## Supplied data
*** Block opens ***

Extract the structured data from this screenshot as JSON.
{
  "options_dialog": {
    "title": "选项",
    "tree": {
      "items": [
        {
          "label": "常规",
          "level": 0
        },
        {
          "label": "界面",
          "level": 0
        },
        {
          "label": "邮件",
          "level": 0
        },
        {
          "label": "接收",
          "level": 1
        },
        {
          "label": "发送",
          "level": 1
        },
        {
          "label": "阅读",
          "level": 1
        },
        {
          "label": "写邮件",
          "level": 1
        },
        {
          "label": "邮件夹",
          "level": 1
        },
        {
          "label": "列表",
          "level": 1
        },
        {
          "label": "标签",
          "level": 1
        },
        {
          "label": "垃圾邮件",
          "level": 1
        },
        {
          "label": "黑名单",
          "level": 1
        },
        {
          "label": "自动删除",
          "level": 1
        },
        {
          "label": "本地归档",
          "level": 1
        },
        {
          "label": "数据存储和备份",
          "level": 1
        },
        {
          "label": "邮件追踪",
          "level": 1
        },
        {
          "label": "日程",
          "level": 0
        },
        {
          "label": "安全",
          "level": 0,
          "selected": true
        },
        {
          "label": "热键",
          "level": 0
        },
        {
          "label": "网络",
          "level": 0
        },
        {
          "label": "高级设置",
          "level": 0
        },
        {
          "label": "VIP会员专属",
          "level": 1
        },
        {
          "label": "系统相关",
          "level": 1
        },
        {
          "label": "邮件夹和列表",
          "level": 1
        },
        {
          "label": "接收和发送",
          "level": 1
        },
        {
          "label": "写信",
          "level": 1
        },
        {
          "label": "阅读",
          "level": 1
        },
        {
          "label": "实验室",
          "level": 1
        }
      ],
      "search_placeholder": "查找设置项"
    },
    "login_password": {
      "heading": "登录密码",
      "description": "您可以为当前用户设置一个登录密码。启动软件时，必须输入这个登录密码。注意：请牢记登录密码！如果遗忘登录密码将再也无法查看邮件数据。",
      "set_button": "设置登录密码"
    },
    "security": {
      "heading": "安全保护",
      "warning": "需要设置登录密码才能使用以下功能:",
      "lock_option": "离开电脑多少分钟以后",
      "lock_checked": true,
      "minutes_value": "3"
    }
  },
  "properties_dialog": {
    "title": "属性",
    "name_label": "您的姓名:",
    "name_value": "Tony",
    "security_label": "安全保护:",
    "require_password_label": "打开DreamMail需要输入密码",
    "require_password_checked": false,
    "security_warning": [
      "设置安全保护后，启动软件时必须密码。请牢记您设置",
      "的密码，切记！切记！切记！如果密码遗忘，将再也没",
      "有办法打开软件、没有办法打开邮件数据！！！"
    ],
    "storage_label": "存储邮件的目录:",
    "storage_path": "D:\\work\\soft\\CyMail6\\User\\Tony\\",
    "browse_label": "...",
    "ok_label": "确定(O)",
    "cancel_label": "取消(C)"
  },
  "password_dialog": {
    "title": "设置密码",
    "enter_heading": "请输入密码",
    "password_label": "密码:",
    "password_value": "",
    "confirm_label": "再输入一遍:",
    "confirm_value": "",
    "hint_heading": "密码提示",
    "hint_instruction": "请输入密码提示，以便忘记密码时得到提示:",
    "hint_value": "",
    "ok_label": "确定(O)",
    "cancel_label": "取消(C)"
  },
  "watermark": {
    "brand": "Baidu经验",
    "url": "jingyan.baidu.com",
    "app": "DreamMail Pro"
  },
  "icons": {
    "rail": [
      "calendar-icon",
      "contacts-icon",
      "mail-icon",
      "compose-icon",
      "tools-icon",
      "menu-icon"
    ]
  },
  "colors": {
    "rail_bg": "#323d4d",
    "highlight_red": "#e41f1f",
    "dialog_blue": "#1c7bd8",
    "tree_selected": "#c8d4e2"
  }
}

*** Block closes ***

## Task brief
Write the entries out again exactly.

## Output
Extract the structured data from this screenshot as JSON.
{
  "options_dialog": {
    "title": "选项",
    "tree": {
      "items": [
        {
          "label": "常规",
          "level": 0
        },
        {
          "label": "界面",
          "level": 0
        },
        {
          "label": "邮件",
          "level": 0
        },
        {
          "label": "接收",
          "level": 1
        },
        {
          "label": "发送",
          "level": 1
        },
        {
          "label": "阅读",
          "level": 1
        },
        {
          "label": "写邮件",
          "level": 1
        },
        {
          "label": "邮件夹",
          "level": 1
        },
        {
          "label": "列表",
          "level": 1
        },
        {
          "label": "标签",
          "level": 1
        },
        {
          "label": "垃圾邮件",
          "level": 1
        },
        {
          "label": "黑名单",
          "level": 1
        },
        {
          "label": "自动删除",
          "level": 1
        },
        {
          "label": "本地归档",
          "level": 1
        },
        {
          "label": "数据存储和备份",
          "level": 1
        },
        {
          "label": "邮件追踪",
          "level": 1
        },
        {
          "label": "日程",
          "level": 0
        },
        {
          "label": "安全",
          "level": 0,
          "selected": true
        },
        {
          "label": "热键",
          "level": 0
        },
        {
          "label": "网络",
          "level": 0
        },
        {
          "label": "高级设置",
          "level": 0
        },
        {
          "label": "VIP会员专属",
          "level": 1
        },
        {
          "label": "系统相关",
          "level": 1
        },
        {
          "label": "邮件夹和列表",
          "level": 1
        },
        {
          "label": "接收和发送",
          "level": 1
        },
        {
          "label": "写信",
          "level": 1
        },
        {
          "label": "阅读",
          "level": 1
        },
        {
          "label": "实验室",
          "level": 1
        }
      ],
      "search_placeholder": "查找设置项"
    },
    "login_password": {
      "heading": "登录密码",
      "description": "您可以为当前用户设置一个登录密码。启动软件时，必须输入这个登录密码。注意：请牢记登录密码！如果遗忘登录密码将再也无法查看邮件数据。",
      "set_button": "设置登录密码"
    },
    "security": {
      "heading": "安全保护",
      "warning": "需要设置登录密码才能使用以下功能:",
      "lock_option": "离开电脑多少分钟以后",
      "lock_checked": true,
      "minutes_value": "3"
    }
  },
  "properties_dialog": {
    "title": "属性",
    "name_label": "您的姓名:",
    "name_value": "Tony",
    "security_label": "安全保护:",
    "require_password_label": "打开DreamMail需要输入密码",
    "require_password_checked": false,
    "security_warning": [
      "设置安全保护后，启动软件时必须密码。请牢记您设置",
      "的密码，切记！切记！切记！如果密码遗忘，将再也没",
      "有办法打开软件、没有办法打开邮件数据！！！"
    ],
    "storage_label": "存储邮件的目录:",
    "storage_path": "D:\\work\\soft\\CyMail6\\User\\Tony\\",
    "browse_label": "...",
    "ok_label": "确定(O)",
    "cancel_label": "取消(C)"
  },
  "password_dialog": {
    "title": "设置密码",
    "enter_heading": "请输入密码",
    "password_label": "密码:",
    "password_value": "",
    "confirm_label": "再输入一遍:",
    "confirm_value": "",
    "hint_heading": "密码提示",
    "hint_instruction": "请输入密码提示，以便忘记密码时得到提示:",
    "hint_value": "",
    "ok_label": "确定(O)",
    "cancel_label": "取消(C)"
  },
  "watermark": {
    "brand": "Baidu经验",
    "url": "jingyan.baidu.com",
    "app": "DreamMail Pro"
  },
  "icons": {
    "rail": [
      "calendar-icon",
      "contacts-icon",
      "mail-icon",
      "compose-icon",
      "tools-icon",
      "menu-icon"
    ]
  },
  "colors": {
    "rail_bg": "#323d4d",
    "highlight_red": "#e41f1f",
    "dialog_blue": "#1c7bd8",
    "tree_selected": "#c8d4e2"
  }
}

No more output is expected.